That’s exactly what more than 70 first responders have been trying to simulate in Port Alberni since Tuesday this week.
The responders, who are mostly from Vancouver, are honing emergency response procedures to handle an imitated 9.0-magnitude earthquake off the shore of southwestern B.C. and subsequent tsunami that would impact the west coast of Vancouver Island minutes after the initial shock.
A number of specially trained volunteers are on site to help make sure the response is as authentic and close to real life as possible. Some volunteers will be acting as medical patients with a full-on medical makeover, complete with movie-quality makeup and a script to follow during the course of treatment. Others will pose as those in need of shelter, food, water, emotional support, family reunification and information on the crisis.
These volunteer-actors include 160 staff and students from School District 70, while Vancouver’s SFX Studios will provide medical make-up for the actors.
Experts say B.C. has long been overdue for a major earthquake, and, for Emergency Social Services volunteers and the B.C. branch of the Salvation Army, the exercise is an opportunity to experience what volunteering at “The Big One” might feel like.
These volunteers will be on hand in Port Alberni filling the roles they would in an actual disaster to help the province test response plans.

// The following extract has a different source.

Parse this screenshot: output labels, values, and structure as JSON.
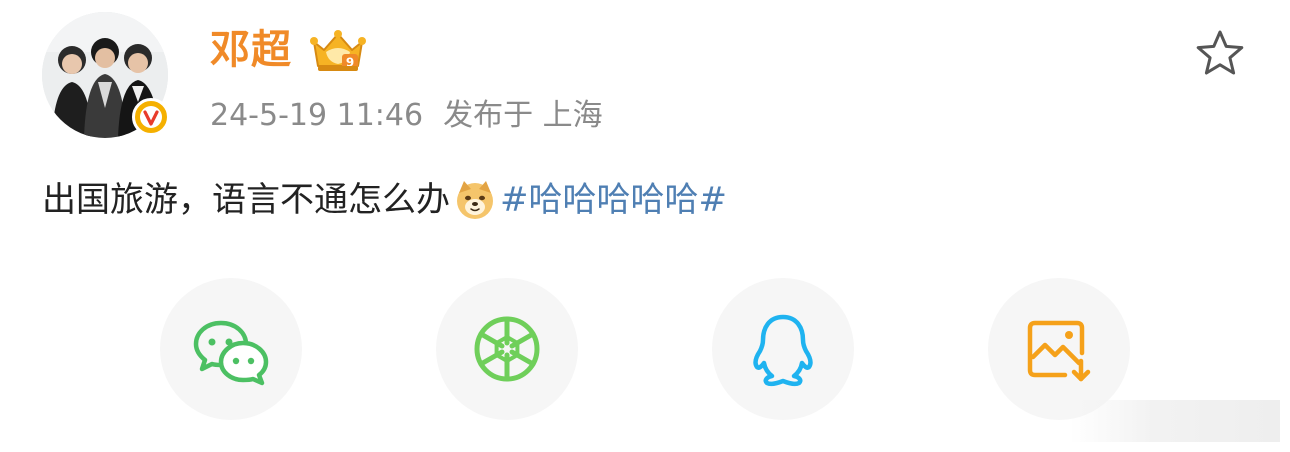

Emergency Social Services is a temporary public aid that provides up to 72-hours of essentials, such as group lodging and essential food service provided in churches, schools or stadiums, as well as emergency clothing, basic toiletries, prescriptions or absolute necessities that evacuees are often without.
Today, members of the media will be touring the “Ground Zero” of B.C.’s first ever, full-scale earthquake and tsunami response.
They will get a sneak peek of the mass-care facilities and the mobile medical unit where doctors will treat casualties, access to the “mock morgue” led by the BC Coroners Service, the heli-pad landing area where emergency medical supplies will be slung in, and the extraction of survivors from a simulated building collapse.
The exercise comes 50 years after a major tsunami hit Port Alberni, destroying hundreds of homes and businesses. On March 27, 1964, a massive earthquake struck Prince William Sound in Alaska. The earthquake registered 9.2 on the Richter scale and lasted four-and-a-half minutes, which made it the most powerful recorded earthquake in U.S. history. The tsunami waves resulting from this earthquake claimed more than one-hundred lives in the United States.
Just after midnight on March 28, tsunami waves from the earthquake funnelled up 40 kilometres of the Alberni Inlet, amplifying their height and impact, and a series of waves lifted homes off their foundations and upended cars.
“Although the devastation that resulted from the 1964 Earthquake happened over five decades ago, there are many lessons our government has learned from it,” said Minister of State for Emergency Preparedness, Naomi Yamamoto.
Global BC reporter Linda Aylesworth has been participating in the exercises and will have a full report on tonight’s news hour at 6 p.m.
To learn more about the BC Earthquake Immediate Response Plan, go here.